The Midwich Cuckoos by John Wyndham is a 1957 science fiction novel about an alien invasion of a different kind. One morning, the unremarkable village of Midwich in Britain inexplicably cannot be entered. Anybody trying to get in is suddenly knocked unconscious by unknown means. Every living thing within this radius of influence, which encompasses Midwich, is in this state. Military Intelligence, in trying to get a handle on the situation, notice through aerial photos the presence of an otherworldly, silver object at the centre of it all in the village.
A day after this begins, however, it is over. The object is gone, and most of the residents of Midwich awaken unharmed. The event becomes known as the “Dayout,” and begins to recede from memory as nothing more than a bad dream. That is, until all the women of childbearing age in Midwich discover they have somehow become pregnant, and that their ordeal is only just beginning. They eventually give birth to pale, golden-eyed children that appear to be human, but are in fact something else altogether.Read More »
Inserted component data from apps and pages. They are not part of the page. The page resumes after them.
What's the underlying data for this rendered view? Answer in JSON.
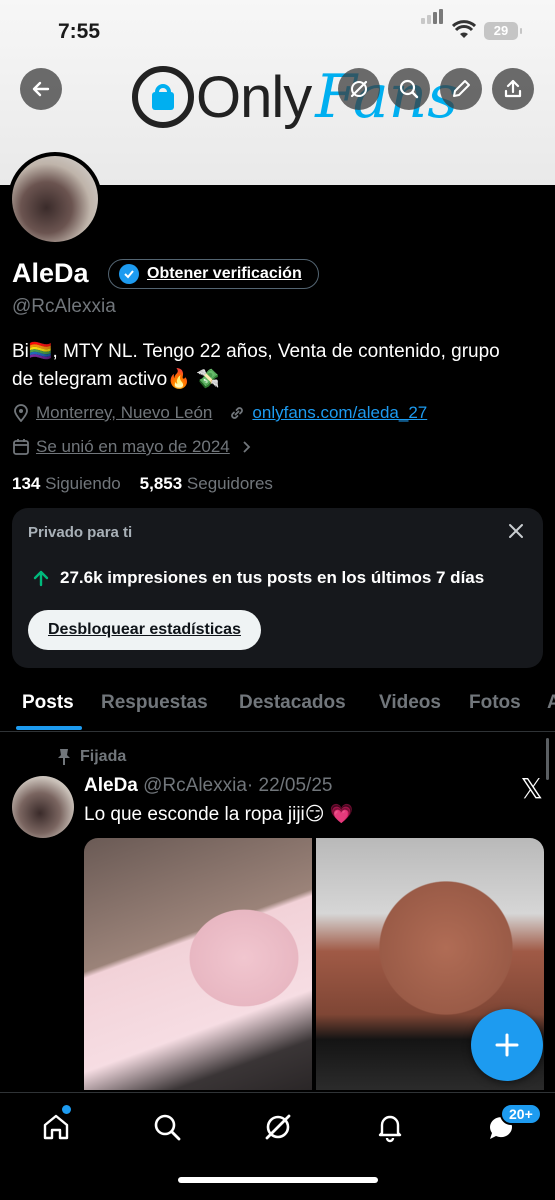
{
  "status_bar": {
    "time": "7:55",
    "battery": "29"
  },
  "header": {
    "logo": {
      "part1": "Only",
      "part2": "Fans"
    },
    "icons": [
      "back-arrow-icon",
      "grok-icon",
      "search-icon",
      "edit-icon",
      "share-icon"
    ]
  },
  "profile": {
    "name": "AleDa",
    "verify_label": "Obtener verificación",
    "handle": "@RcAlexxia",
    "bio_line1": "Bi🏳️‍🌈, MTY NL. Tengo 22 años, Venta de contenido, grupo",
    "bio_line2": "de telegram activo🔥 💸",
    "location": "Monterrey, Nuevo León",
    "website": "onlyfans.com/aleda_27",
    "joined": "Se unió en mayo de 2024",
    "following_count": "134",
    "following_label": "Siguiendo",
    "followers_count": "5,853",
    "followers_label": "Seguidores"
  },
  "private_card": {
    "title": "Privado para ti",
    "stat": "27.6k impresiones en tus posts en los últimos 7 días",
    "button": "Desbloquear estadísticas"
  },
  "tabs": [
    "Posts",
    "Respuestas",
    "Destacados",
    "Videos",
    "Fotos",
    "A"
  ],
  "post": {
    "pinned_label": "Fijada",
    "author": "AleDa",
    "handle": "@RcAlexxia",
    "date": "· 22/05/25",
    "text": "Lo que esconde la ropa jiji😏 💗",
    "x_logo": "𝕏"
  },
  "bottom_nav": {
    "items": [
      "home-icon",
      "search-icon",
      "grok-icon",
      "notifications-icon",
      "messages-icon"
    ],
    "messages_badge": "20+"
  },
  "colors": {
    "accent": "#1d9bf0",
    "background": "#000000",
    "muted": "#71767b",
    "onlyfans_blue": "#00aff0"
  }
}
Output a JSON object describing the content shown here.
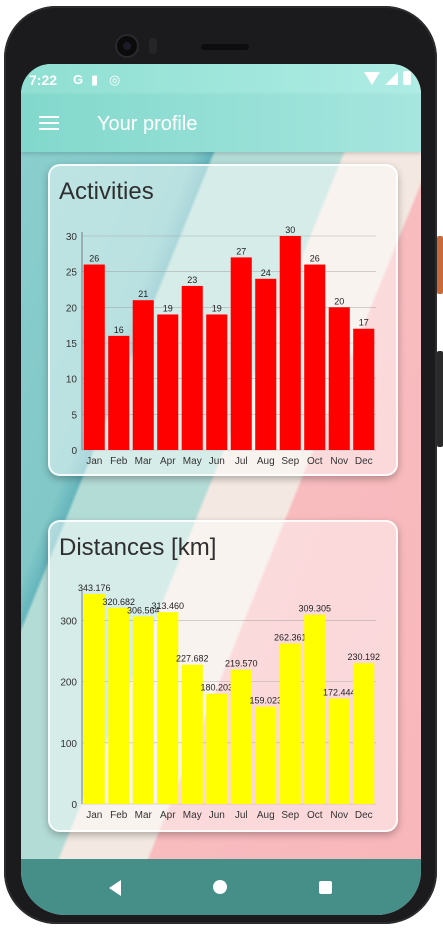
{
  "status_bar": {
    "time": "7:22",
    "icons": [
      "G",
      "clipboard-icon",
      "sync-icon"
    ]
  },
  "app_bar": {
    "title": "Your profile",
    "menu_icon": "menu-icon"
  },
  "cards": {
    "activities": {
      "title": "Activities"
    },
    "distances": {
      "title": "Distances [km]"
    }
  },
  "chart_data": [
    {
      "type": "bar",
      "title": "Activities",
      "categories": [
        "Jan",
        "Feb",
        "Mar",
        "Apr",
        "May",
        "Jun",
        "Jul",
        "Aug",
        "Sep",
        "Oct",
        "Nov",
        "Dec"
      ],
      "values": [
        26,
        16,
        21,
        19,
        23,
        19,
        27,
        24,
        30,
        26,
        20,
        17
      ],
      "value_labels": [
        "26",
        "16",
        "21",
        "19",
        "23",
        "19",
        "27",
        "24",
        "30",
        "26",
        "20",
        "17"
      ],
      "ylim": [
        0,
        30
      ],
      "yticks": [
        "0",
        "5",
        "10",
        "15",
        "20",
        "25",
        "30"
      ],
      "bar_color": "#ff0000",
      "grid": true
    },
    {
      "type": "bar",
      "title": "Distances [km]",
      "categories": [
        "Jan",
        "Feb",
        "Mar",
        "Apr",
        "May",
        "Jun",
        "Jul",
        "Aug",
        "Sep",
        "Oct",
        "Nov",
        "Dec"
      ],
      "values": [
        343.176,
        320.682,
        306.564,
        313.46,
        227.682,
        180.203,
        219.57,
        159.023,
        262.361,
        309.305,
        172.444,
        230.192
      ],
      "value_labels": [
        "343.176",
        "320.682",
        "306.564",
        "313.460",
        "227.682",
        "180.203",
        "219.570",
        "159.023",
        "262.361",
        "309.305",
        "172.444",
        "230.192"
      ],
      "ylim": [
        0,
        343.176
      ],
      "yticks": [
        "0",
        "100",
        "200",
        "300"
      ],
      "ytick_values": [
        0,
        100,
        200,
        300
      ],
      "bar_color": "#ffff00",
      "grid": true
    }
  ],
  "nav_bar": {
    "buttons": [
      "back-icon",
      "home-icon",
      "recent-apps-icon"
    ]
  }
}
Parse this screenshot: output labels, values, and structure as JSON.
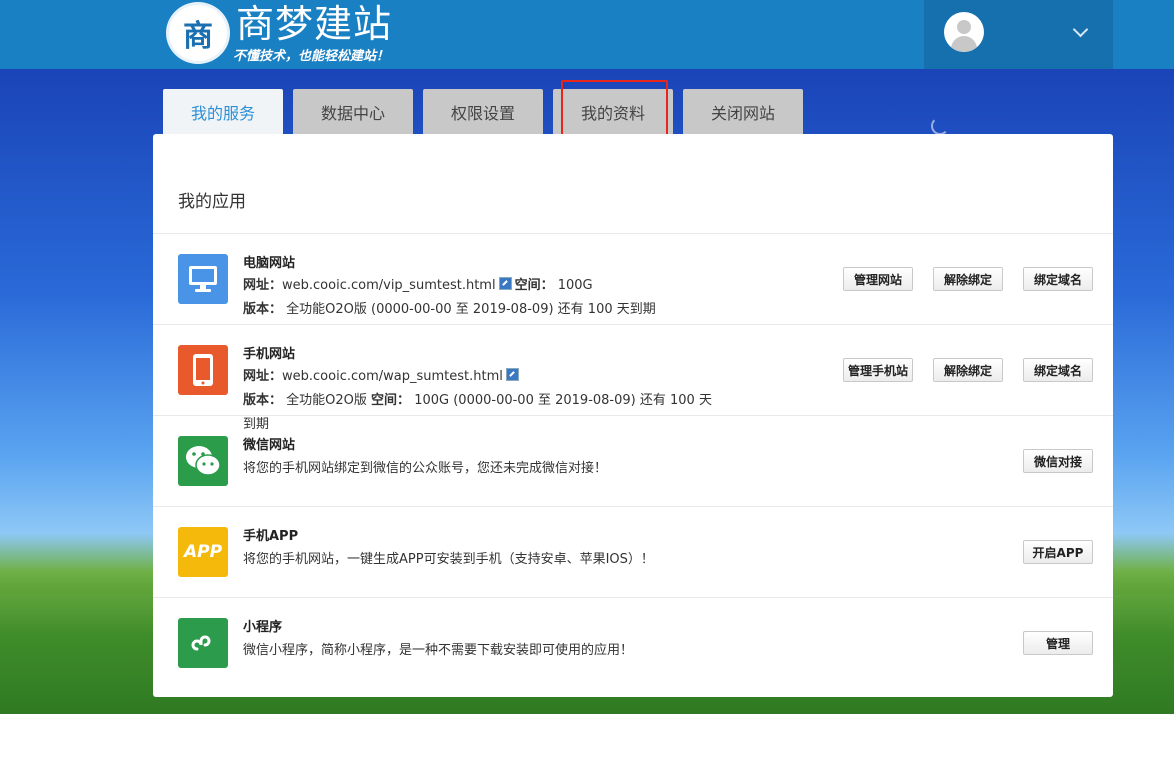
{
  "header": {
    "logo_char": "商",
    "logo_title": "商梦建站",
    "logo_slogan": "不懂技术，也能轻松建站！"
  },
  "tabs": [
    {
      "label": "我的服务",
      "active": true
    },
    {
      "label": "数据中心",
      "active": false
    },
    {
      "label": "权限设置",
      "active": false
    },
    {
      "label": "我的资料",
      "active": false,
      "highlighted": true
    },
    {
      "label": "关闭网站",
      "active": false
    }
  ],
  "panel": {
    "title": "我的应用",
    "rows": [
      {
        "title": "电脑网站",
        "icon": "monitor-icon",
        "icon_color": "#4a94e8",
        "url_label": "网址：",
        "url": "web.cooic.com/vip_sumtest.html",
        "space_label": "空间：",
        "space": "100G",
        "version_label": "版本：",
        "version": "全功能O2O版 (0000-00-00 至 2019-08-09) 还有 100 天到期",
        "buttons": [
          "管理网站",
          "解除绑定",
          "绑定域名"
        ]
      },
      {
        "title": "手机网站",
        "icon": "mobile-phone-icon",
        "icon_color": "#e85a2c",
        "url_label": "网址：",
        "url": "web.cooic.com/wap_sumtest.html",
        "version_label": "版本：",
        "version_a": "全功能O2O版",
        "space_label": "空间：",
        "space_version": "100G (0000-00-00 至 2019-08-09) 还有 100 天",
        "version_tail": "到期",
        "buttons": [
          "管理手机站",
          "解除绑定",
          "绑定域名"
        ]
      },
      {
        "title": "微信网站",
        "icon": "wechat-icon",
        "icon_color": "#2a9c4a",
        "desc": "将您的手机网站绑定到微信的公众账号，您还未完成微信对接！",
        "buttons": [
          "微信对接"
        ]
      },
      {
        "title": "手机APP",
        "icon": "app-icon",
        "icon_color": "#f5b90c",
        "icon_text": "APP",
        "desc": "将您的手机网站，一键生成APP可安装到手机（支持安卓、苹果IOS）！",
        "buttons": [
          "开启APP"
        ]
      },
      {
        "title": "小程序",
        "icon": "mini-program-icon",
        "icon_color": "#2c9c4c",
        "desc": "微信小程序，简称小程序，是一种不需要下载安装即可使用的应用！",
        "buttons": [
          "管理"
        ]
      }
    ]
  },
  "colors": {
    "header_bg": "#1a80c4",
    "active_tab_text": "#2d8fd6",
    "highlight_border": "#e8261c"
  }
}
I, Robot is a “fixup” novel of short stories by Isaac Asimov, telling stories about positronic robots, their interactions with humans, and the way the author’s famous “Three Laws of Robotics” influences robot psychology and behaviour. A “fixup” novel is a novel collecting stories that were previously published separately, not initially intended to be a part of a collection. A positronic brain is the technological device conceived by Asimov that gives a robot consciousness similar to that of a human being. The framing device around these stories is an interview between a reporter and Dr. Susan Calvin, who has led a long and storied career as the chief robopsychologist for U.S. Robots and Mechanical Men, Inc. Though not all of these stories are directly about her, she recounts each to the reporter (our narrator) as particular points of interest in the history of robot development.Read More »
Aftermath: Empire’s End by Chuck Wendig is the final novel in the Star Wars: Aftermath trilogy, which take place after the events of Star Wars Episode VI: Return of the Jedi. Norra Wexley and her crew of Imperial hunters have been tracking hunting down a lead on Grand Admiral Rae Sloane for months after her flight from the New Republic planet of Chandrila, where a devious attack by the Empire killed many officials and nearly ended the life of the Chancellor Mon Mothma. Their search leads them to Jakku, a world at the edges of known space, where they discover a massive Imperial fleet of Star Destroyers. Determined to track down Sloane, Norra launches herself to the surface in an escape pod, accidentally taking bounty hunter Jas Emari with her. Her son Temmin’s droid Mister Bones is sent in a pod after her to protect her, while Temmin and ex-Imperial Sinjir evade TIE fighters and return to Chandrila to report the Imperial presence to the New Republic.Read More »